Trius Therapeutics Announces Publication of Antibiotic Safety Study in Antimicrobial Agents and Chemotherapy
Peer-Reviewed Results Suggest No Clinically Significant Interactions Between Trius' Experimental Antibiotic Tedizolid and a Commonly Used Class of Medications
GlobeNewswirePress Release: Trius Therapeutics, Inc. – 37 minutes ago...
SAN DIEGO, June 12, 2013 (GLOBE NEWSWIRE) -- Trius Therapeutics, Inc. (TSRX), a biopharmaceutical company focused on the discovery, development and commercialization of antibiotics for serious infections, today announced the publication of the results of multiple clinical and animal studies showing the company's experimental antibiotic, tedizolid phosphate (TR-701), does not interact with monamine oxidase (MAO). MAO is an enzyme involved in the regulation of neurotransmitters such as serotonin, norepinephrine and dopamine, and its inhibition can lead to serious drug-drug interactions. These results were published in the July 2013 (Volume 57 Number 7) print issue of Antimicrobial Agents and Chemotherapy.

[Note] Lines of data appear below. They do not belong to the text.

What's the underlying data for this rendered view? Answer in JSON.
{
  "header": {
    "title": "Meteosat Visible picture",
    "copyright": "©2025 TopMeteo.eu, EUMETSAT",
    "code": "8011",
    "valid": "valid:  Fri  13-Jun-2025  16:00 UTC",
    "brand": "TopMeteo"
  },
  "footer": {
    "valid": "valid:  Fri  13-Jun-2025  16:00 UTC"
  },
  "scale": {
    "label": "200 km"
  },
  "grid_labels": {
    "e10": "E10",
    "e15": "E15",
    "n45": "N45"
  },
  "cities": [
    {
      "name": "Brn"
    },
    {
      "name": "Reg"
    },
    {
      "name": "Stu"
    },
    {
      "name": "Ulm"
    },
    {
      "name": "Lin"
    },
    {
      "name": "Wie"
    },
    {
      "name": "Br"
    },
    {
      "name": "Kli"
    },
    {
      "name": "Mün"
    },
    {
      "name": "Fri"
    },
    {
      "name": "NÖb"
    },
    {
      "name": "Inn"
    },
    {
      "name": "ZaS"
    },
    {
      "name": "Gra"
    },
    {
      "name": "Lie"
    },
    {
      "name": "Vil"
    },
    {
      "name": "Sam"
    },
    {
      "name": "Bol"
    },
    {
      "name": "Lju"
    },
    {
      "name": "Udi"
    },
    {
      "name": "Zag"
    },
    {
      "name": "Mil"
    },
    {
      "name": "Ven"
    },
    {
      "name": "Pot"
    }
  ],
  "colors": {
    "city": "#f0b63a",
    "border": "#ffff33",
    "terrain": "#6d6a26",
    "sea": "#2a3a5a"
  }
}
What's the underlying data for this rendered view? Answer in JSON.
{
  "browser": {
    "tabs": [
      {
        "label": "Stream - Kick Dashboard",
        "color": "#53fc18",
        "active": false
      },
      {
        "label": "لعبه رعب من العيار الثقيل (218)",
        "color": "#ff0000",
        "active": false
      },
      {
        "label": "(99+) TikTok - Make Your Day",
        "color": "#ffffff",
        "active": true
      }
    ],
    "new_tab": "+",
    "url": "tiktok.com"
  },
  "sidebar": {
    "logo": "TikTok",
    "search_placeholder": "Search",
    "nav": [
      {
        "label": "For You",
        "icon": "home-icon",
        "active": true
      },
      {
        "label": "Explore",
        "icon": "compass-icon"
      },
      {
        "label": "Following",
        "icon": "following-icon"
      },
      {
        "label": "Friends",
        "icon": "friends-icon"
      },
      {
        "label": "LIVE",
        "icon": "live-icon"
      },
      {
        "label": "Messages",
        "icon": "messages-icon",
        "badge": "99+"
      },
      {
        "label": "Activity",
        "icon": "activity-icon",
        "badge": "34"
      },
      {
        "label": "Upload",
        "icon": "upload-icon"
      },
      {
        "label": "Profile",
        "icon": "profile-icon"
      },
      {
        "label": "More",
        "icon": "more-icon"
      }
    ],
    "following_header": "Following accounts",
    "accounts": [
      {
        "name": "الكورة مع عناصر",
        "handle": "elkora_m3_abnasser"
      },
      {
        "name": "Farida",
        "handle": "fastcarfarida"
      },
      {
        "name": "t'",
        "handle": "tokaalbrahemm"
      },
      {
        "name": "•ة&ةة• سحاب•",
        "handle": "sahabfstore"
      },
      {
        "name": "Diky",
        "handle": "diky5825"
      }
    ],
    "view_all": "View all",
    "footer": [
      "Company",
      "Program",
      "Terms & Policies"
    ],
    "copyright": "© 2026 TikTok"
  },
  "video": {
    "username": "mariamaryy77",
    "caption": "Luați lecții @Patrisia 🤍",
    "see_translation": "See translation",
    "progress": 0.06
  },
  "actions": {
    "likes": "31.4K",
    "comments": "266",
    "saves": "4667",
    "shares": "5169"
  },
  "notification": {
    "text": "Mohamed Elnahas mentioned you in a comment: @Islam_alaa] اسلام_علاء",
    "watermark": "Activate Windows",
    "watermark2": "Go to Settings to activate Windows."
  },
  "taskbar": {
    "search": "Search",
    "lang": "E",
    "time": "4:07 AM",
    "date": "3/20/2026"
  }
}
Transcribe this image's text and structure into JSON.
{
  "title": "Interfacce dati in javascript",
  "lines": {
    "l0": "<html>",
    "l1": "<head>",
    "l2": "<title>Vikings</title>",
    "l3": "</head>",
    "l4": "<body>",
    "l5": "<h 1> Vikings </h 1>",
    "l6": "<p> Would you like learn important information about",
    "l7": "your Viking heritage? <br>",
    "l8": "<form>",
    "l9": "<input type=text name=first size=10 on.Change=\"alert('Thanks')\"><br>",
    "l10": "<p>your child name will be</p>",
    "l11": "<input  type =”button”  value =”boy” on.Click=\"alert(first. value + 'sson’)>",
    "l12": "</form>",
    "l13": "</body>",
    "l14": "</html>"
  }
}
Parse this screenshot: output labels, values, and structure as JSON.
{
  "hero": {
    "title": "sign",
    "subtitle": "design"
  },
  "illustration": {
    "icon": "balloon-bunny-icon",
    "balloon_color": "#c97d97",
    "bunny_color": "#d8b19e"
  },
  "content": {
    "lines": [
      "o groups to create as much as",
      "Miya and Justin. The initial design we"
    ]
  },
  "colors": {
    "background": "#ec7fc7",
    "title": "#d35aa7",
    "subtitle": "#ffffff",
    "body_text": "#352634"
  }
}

The findings suggest tedizolid, if approved, could potentially be taken with commonly prescribed medicines such as many antidepressants, whose use is limited with agents that inhibit MAO. Some other antibiotics are associated with rare but significant neurological adverse events when used with such agents. For example, linezolid (Zyvox(R)) exhibits drug interactions when taken with medicines that lead to increased serotonin levels, such as selective serotonin reuptake inhibitors (SSRIs) or serotonin-norepinephrine reuptake inhibitors (SNRIs). This may cause serotonin syndrome, which is a life-threatening neurological condition. Other adverse drug reactions that may result from interactions with MAO inhibitors include hypertensive (high blood pressure) crisis caused by combination with vasoconstrictors (blood pressure medications), and hypoglycemia (low blood sugar) caused by combination with insulin or anti-diabetic medicines.
"We are encouraged that tedizolid dosed at up to 25 times above its human therapeutic use did not appear to alter MAO function in these studies," said Philippe Prokocimer, Chief Medical Officer at Trius Therapeutics. "The studies suggest that, unlike linezolid, tedizolid could be taken without restriction by patients on many common antidepressants and other medicines that inhibit MAO, subject to agreement by regulatory authorities."
Trius will include these results in its new drug application (NDA) for tedizolid for the treatment of acute bacterial skin and skin structure infections (ABSSSI). The company plans to submit the NDA to the Food & Drug Administration (FDA) in the second half of 2013.